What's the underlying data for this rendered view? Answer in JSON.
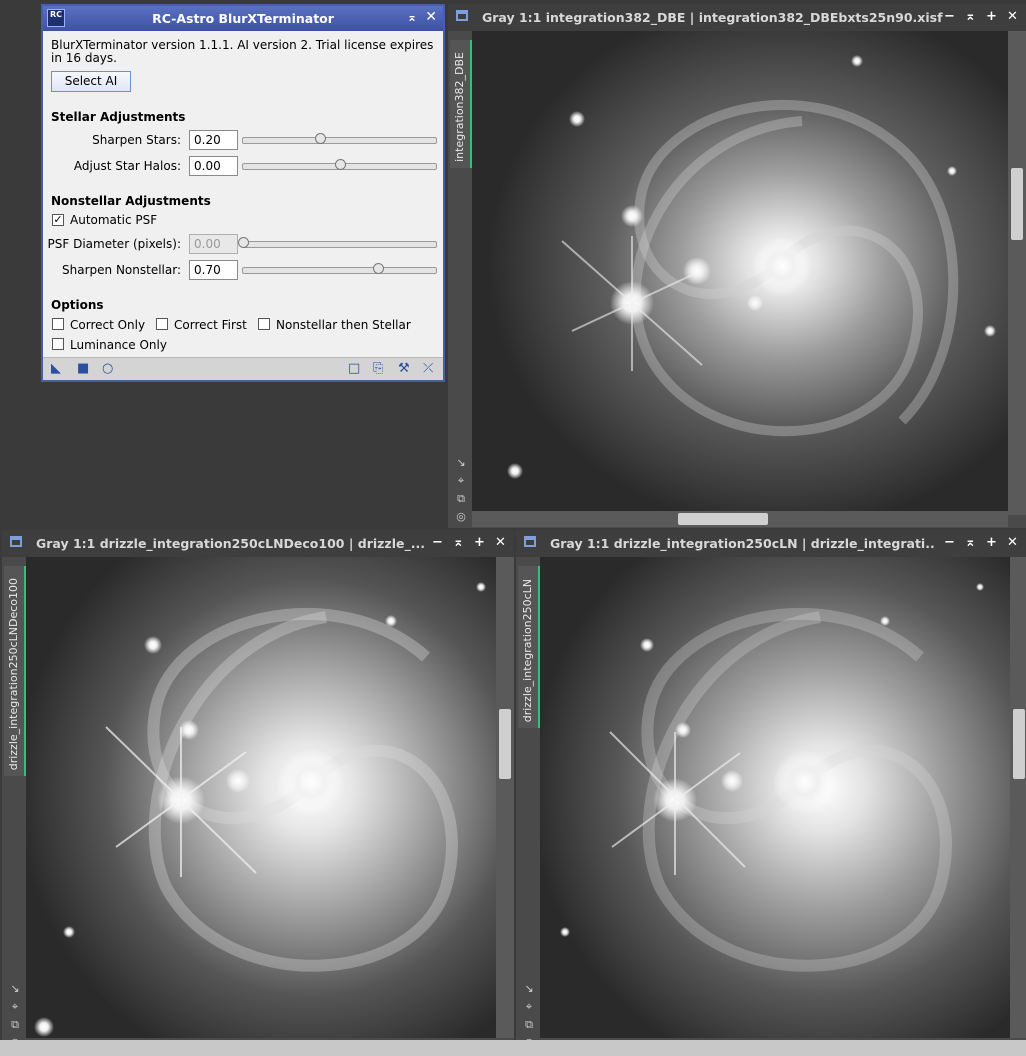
{
  "dialog": {
    "title": "RC-Astro BlurXTerminator",
    "logo": "RC",
    "minimize_icon": "shade-icon",
    "close_icon": "close-icon",
    "version_text": "BlurXTerminator version 1.1.1. AI version 2. Trial license expires in 16 days.",
    "select_ai_label": "Select AI",
    "stellar": {
      "header": "Stellar Adjustments",
      "sharpen_stars_label": "Sharpen Stars:",
      "sharpen_stars_value": "0.20",
      "sharpen_stars_fraction": 0.4,
      "adjust_halos_label": "Adjust Star Halos:",
      "adjust_halos_value": "0.00",
      "adjust_halos_fraction": 0.5
    },
    "nonstellar": {
      "header": "Nonstellar Adjustments",
      "automatic_psf_label": "Automatic PSF",
      "automatic_psf_checked": true,
      "psf_diameter_label": "PSF Diameter (pixels):",
      "psf_diameter_value": "0.00",
      "psf_diameter_fraction": 0.0,
      "sharpen_nonstellar_label": "Sharpen Nonstellar:",
      "sharpen_nonstellar_value": "0.70",
      "sharpen_nonstellar_fraction": 0.7
    },
    "options": {
      "header": "Options",
      "correct_only": "Correct Only",
      "correct_first": "Correct First",
      "nonstellar_then_stellar": "Nonstellar then Stellar",
      "luminance_only": "Luminance Only"
    },
    "footer_icons": [
      "new-instance-icon",
      "apply-global-icon",
      "execute-icon",
      "preview-icon",
      "save-icon",
      "settings-icon",
      "reset-icon"
    ]
  },
  "windows": [
    {
      "title": "Gray 1:1 integration382_DBE | integration382_DBEbxts25n90.xisf",
      "tab": "integration382_DBE"
    },
    {
      "title": "Gray 1:1 drizzle_integration250cLNDeco100 | drizzle_...",
      "tab": "drizzle_integration250cLNDeco100"
    },
    {
      "title": "Gray 1:1 drizzle_integration250cLN | drizzle_integrati...",
      "tab": "drizzle_integration250cLN"
    }
  ],
  "window_controls": [
    "−",
    "⌅",
    "+",
    "✕"
  ],
  "side_icons": [
    "↘",
    "⌖",
    "⧉",
    "◎"
  ]
}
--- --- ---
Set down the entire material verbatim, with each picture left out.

What's the underlying data for this rendered view? Answer in JSON.
{
  "dialog": {
    "title": "RC-Astro BlurXTerminator",
    "logo": "RC",
    "minimize_icon": "shade-icon",
    "close_icon": "close-icon",
    "version_text": "BlurXTerminator version 1.1.1. AI version 2. Trial license expires in 16 days.",
    "select_ai_label": "Select AI",
    "stellar": {
      "header": "Stellar Adjustments",
      "sharpen_stars_label": "Sharpen Stars:",
      "sharpen_stars_value": "0.20",
      "sharpen_stars_fraction": 0.4,
      "adjust_halos_label": "Adjust Star Halos:",
      "adjust_halos_value": "0.00",
      "adjust_halos_fraction": 0.5
    },
    "nonstellar": {
      "header": "Nonstellar Adjustments",
      "automatic_psf_label": "Automatic PSF",
      "automatic_psf_checked": true,
      "psf_diameter_label": "PSF Diameter (pixels):",
      "psf_diameter_value": "0.00",
      "psf_diameter_fraction": 0.0,
      "sharpen_nonstellar_label": "Sharpen Nonstellar:",
      "sharpen_nonstellar_value": "0.70",
      "sharpen_nonstellar_fraction": 0.7
    },
    "options": {
      "header": "Options",
      "correct_only": "Correct Only",
      "correct_first": "Correct First",
      "nonstellar_then_stellar": "Nonstellar then Stellar",
      "luminance_only": "Luminance Only"
    },
    "footer_icons": [
      "new-instance-icon",
      "apply-global-icon",
      "execute-icon",
      "preview-icon",
      "save-icon",
      "settings-icon",
      "reset-icon"
    ]
  },
  "windows": [
    {
      "title": "Gray 1:1 integration382_DBE | integration382_DBEbxts25n90.xisf",
      "tab": "integration382_DBE"
    },
    {
      "title": "Gray 1:1 drizzle_integration250cLNDeco100 | drizzle_...",
      "tab": "drizzle_integration250cLNDeco100"
    },
    {
      "title": "Gray 1:1 drizzle_integration250cLN | drizzle_integrati...",
      "tab": "drizzle_integration250cLN"
    }
  ],
  "window_controls": [
    "−",
    "⌅",
    "+",
    "✕"
  ],
  "side_icons": [
    "↘",
    "⌖",
    "⧉",
    "◎"
  ]
}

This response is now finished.